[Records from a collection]
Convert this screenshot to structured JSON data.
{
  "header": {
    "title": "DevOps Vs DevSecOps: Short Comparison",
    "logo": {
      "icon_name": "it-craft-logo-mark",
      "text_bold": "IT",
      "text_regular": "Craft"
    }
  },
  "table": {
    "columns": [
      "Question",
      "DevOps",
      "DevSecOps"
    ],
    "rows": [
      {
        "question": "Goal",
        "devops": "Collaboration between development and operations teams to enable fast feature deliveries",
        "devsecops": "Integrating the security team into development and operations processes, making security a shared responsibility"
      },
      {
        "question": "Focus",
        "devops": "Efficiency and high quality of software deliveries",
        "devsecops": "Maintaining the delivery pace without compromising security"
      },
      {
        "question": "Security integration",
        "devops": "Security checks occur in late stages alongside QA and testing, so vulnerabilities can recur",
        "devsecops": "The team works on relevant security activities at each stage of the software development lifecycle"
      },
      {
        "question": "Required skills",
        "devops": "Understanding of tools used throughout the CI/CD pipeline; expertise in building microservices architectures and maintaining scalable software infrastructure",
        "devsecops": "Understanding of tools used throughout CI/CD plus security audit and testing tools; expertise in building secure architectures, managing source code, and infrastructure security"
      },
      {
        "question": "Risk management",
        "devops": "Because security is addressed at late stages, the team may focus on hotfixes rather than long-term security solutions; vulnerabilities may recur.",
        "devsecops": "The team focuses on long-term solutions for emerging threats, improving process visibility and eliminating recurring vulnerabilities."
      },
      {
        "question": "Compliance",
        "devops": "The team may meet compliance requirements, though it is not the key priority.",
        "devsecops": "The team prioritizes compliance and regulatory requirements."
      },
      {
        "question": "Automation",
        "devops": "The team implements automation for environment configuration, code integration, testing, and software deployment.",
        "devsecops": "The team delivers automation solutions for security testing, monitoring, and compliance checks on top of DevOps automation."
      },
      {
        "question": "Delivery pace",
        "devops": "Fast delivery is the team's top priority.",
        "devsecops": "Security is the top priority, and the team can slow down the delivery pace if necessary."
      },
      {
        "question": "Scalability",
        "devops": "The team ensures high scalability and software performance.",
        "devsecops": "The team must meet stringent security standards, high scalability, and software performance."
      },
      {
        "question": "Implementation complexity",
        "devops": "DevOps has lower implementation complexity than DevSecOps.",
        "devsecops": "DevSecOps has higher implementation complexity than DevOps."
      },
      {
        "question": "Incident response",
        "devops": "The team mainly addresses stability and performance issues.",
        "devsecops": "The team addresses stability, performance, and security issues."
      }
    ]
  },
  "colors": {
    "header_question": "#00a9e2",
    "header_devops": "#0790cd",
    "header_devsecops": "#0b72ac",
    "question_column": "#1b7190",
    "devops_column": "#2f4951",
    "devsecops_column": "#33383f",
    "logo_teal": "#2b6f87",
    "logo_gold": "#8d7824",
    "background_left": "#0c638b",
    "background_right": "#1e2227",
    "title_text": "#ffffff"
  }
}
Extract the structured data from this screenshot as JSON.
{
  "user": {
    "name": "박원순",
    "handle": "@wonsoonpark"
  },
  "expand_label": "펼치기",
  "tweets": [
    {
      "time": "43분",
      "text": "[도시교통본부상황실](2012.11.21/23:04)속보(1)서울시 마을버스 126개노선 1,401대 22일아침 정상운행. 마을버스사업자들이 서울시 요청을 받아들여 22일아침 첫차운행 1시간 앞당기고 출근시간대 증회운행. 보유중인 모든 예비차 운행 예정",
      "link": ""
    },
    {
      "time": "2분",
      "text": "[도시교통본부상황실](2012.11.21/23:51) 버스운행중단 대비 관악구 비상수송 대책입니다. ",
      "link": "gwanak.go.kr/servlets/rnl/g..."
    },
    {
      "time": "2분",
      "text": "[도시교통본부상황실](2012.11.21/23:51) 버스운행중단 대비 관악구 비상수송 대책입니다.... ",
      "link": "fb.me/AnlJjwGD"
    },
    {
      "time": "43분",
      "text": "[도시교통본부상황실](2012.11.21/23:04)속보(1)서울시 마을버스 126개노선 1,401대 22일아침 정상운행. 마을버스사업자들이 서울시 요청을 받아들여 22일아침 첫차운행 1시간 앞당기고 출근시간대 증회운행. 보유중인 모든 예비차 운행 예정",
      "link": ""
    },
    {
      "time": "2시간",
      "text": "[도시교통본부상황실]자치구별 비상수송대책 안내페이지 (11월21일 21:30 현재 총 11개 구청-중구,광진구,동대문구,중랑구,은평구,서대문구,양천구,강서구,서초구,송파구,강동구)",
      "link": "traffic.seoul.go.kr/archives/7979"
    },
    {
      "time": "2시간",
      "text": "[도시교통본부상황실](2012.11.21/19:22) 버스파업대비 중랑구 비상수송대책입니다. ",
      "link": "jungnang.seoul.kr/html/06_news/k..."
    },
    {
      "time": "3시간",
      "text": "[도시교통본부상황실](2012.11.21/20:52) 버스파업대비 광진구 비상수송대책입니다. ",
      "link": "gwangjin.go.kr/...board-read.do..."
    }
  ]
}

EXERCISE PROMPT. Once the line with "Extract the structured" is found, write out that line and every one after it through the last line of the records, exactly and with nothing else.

ANSWER FOR THE TASK.
Extract the structured data from this screenshot as JSON.
{
  "user": {
    "name": "박원순",
    "handle": "@wonsoonpark"
  },
  "expand_label": "펼치기",
  "tweets": [
    {
      "time": "43분",
      "text": "[도시교통본부상황실](2012.11.21/23:04)속보(1)서울시 마을버스 126개노선 1,401대 22일아침 정상운행. 마을버스사업자들이 서울시 요청을 받아들여 22일아침 첫차운행 1시간 앞당기고 출근시간대 증회운행. 보유중인 모든 예비차 운행 예정",
      "link": ""
    },
    {
      "time": "2분",
      "text": "[도시교통본부상황실](2012.11.21/23:51) 버스운행중단 대비 관악구 비상수송 대책입니다. ",
      "link": "gwanak.go.kr/servlets/rnl/g..."
    },
    {
      "time": "2분",
      "text": "[도시교통본부상황실](2012.11.21/23:51) 버스운행중단 대비 관악구 비상수송 대책입니다.... ",
      "link": "fb.me/AnlJjwGD"
    },
    {
      "time": "43분",
      "text": "[도시교통본부상황실](2012.11.21/23:04)속보(1)서울시 마을버스 126개노선 1,401대 22일아침 정상운행. 마을버스사업자들이 서울시 요청을 받아들여 22일아침 첫차운행 1시간 앞당기고 출근시간대 증회운행. 보유중인 모든 예비차 운행 예정",
      "link": ""
    },
    {
      "time": "2시간",
      "text": "[도시교통본부상황실]자치구별 비상수송대책 안내페이지 (11월21일 21:30 현재 총 11개 구청-중구,광진구,동대문구,중랑구,은평구,서대문구,양천구,강서구,서초구,송파구,강동구)",
      "link": "traffic.seoul.go.kr/archives/7979"
    },
    {
      "time": "2시간",
      "text": "[도시교통본부상황실](2012.11.21/19:22) 버스파업대비 중랑구 비상수송대책입니다. ",
      "link": "jungnang.seoul.kr/html/06_news/k..."
    },
    {
      "time": "3시간",
      "text": "[도시교통본부상황실](2012.11.21/20:52) 버스파업대비 광진구 비상수송대책입니다. ",
      "link": "gwangjin.go.kr/...board-read.do..."
    }
  ]
}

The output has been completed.